Urman, 38, who is campaigning for the Virginia House of Delegates in the 43rd District in southeastern Fairfax County, is an immigrant, Jewish and a Republican. She was born in what is now Belarus to musician parents, who moved the family to what is now Lithuania before Urman started elementary school. They fled what was then the Soviet Union in 1988 and settled in Brooklyn, N.Y.
Urman applied for citizenship as soon as she turned 18 and became a citizen at 21.
“Because you weren’t able to practice Judaism, we were raised pretty much atheist,” she said. “My grandparents kept hush-hush about their religion.”
The Hebrew Immigrant Aid Society (HIAS) helped her family immigrate to the United States and enrolled Urman in a yeshiva for sixth and seventh grade, where she was introduced to Jewish practices.
“It was completely foreign territory. Coming from a school where the notion of a divinity, the notion of God, was laughed at, literally, in the classroom to being able to be exposed to the traditions and the culture and history and religion of [Judaism] was a completely different world,” she said.
In 1999 she moved to the Washington area to attend Georgetown University Law School, locating to Northern Virginia a year later, where she has been living ever since. Urman lives in Alexandria with her husband, two children and two dogs. She is the director of Virginia Procurement Technical Assistance Program at George Mason University and the president of Tactical Insight, advising clients on procurement strategies.
She says she still struggles with Judaism because she was raised essentially as an atheist. Urman says she does keep many Jewish traditions alive for her children.
“I do the major holidays and share the stories with them. But, it still feels like I am Jewish almost in a negative sense. My family has suffered because [of being] Jewish,” she said. “I haven’t been able to fully exercise it — because I almost don’t know how to be part of that community because I wasn’t raised in it.
“The Russian Jewish community is vastly different from the mainstream American Jewish community,” she continued. “You’re together because of what you suffered as opposed to what you’re aspiring to.”
Urman described Northern Virginia as a great place to raise a family. She said she is running for office because she sees areas for improvement, including jobs, transportation and schools.
Her main opponent, Mark D. Sickles, a Democrat serving his sixth term, said his priorities align with the Jewish community’s and that he has a strong record in education, employment and other areas.

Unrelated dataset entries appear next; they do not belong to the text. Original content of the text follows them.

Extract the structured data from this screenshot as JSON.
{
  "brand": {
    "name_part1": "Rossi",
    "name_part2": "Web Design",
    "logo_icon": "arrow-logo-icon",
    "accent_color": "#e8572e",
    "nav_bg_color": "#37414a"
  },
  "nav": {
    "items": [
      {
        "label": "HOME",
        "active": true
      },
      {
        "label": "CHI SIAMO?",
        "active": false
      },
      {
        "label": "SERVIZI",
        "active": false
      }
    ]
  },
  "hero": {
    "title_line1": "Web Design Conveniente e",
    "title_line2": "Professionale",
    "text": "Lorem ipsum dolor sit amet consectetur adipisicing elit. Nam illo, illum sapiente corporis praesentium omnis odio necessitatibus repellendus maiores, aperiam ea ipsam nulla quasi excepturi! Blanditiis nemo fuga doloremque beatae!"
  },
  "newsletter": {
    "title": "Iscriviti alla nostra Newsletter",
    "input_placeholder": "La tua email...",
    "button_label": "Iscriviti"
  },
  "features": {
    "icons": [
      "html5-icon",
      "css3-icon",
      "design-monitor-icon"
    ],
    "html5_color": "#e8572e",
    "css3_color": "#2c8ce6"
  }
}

“For more than 11 years I have been fighting for Northern Virginia’s middle-class working families, increased and affordable educational opportunities, better transportation solutions, equality, women’s rights and economic policies to help us diversify as federal sequestration threatens our economy,” Sickles said in a statement when he filed for re-election.
A politically engaged population is one of the biggest advantages to living in the Washington region, she said.

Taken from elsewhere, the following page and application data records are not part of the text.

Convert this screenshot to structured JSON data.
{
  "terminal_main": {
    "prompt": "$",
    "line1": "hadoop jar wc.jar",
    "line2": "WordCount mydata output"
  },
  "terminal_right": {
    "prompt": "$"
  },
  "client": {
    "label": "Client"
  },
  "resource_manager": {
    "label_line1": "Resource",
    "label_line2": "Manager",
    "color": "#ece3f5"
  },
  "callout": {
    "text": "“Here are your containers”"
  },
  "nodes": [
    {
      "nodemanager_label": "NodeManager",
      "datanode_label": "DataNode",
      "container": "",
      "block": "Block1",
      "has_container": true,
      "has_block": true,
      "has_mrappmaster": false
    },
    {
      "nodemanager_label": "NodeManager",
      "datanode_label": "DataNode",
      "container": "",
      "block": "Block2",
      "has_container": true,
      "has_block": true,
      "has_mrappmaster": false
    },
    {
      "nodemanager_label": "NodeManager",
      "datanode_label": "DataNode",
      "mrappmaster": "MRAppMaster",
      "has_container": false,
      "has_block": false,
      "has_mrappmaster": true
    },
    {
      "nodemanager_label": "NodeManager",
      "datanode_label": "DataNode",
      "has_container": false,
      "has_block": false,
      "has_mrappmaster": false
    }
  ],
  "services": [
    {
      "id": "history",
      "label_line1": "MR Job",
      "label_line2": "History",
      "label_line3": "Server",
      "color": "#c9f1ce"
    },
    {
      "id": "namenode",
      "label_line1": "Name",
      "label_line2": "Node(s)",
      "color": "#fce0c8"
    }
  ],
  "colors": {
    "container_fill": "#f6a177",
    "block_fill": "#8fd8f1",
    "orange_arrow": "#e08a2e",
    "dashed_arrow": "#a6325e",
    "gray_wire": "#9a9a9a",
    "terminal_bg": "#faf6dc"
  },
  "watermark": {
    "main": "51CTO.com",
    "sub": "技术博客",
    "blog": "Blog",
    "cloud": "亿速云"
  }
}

“Even though we love to complain here about all the politics, I think it brings us closer together. The fact that our local news is the national news makes us a little bit more aware of the world around us. And I like having uncomfortable conversations. I love having friends that are Republicans and Democrats, and we can discuss these things. And sometimes we get into pretty contentious arguments. But this is the same reason I advocate that everybody needs to go out and vote.”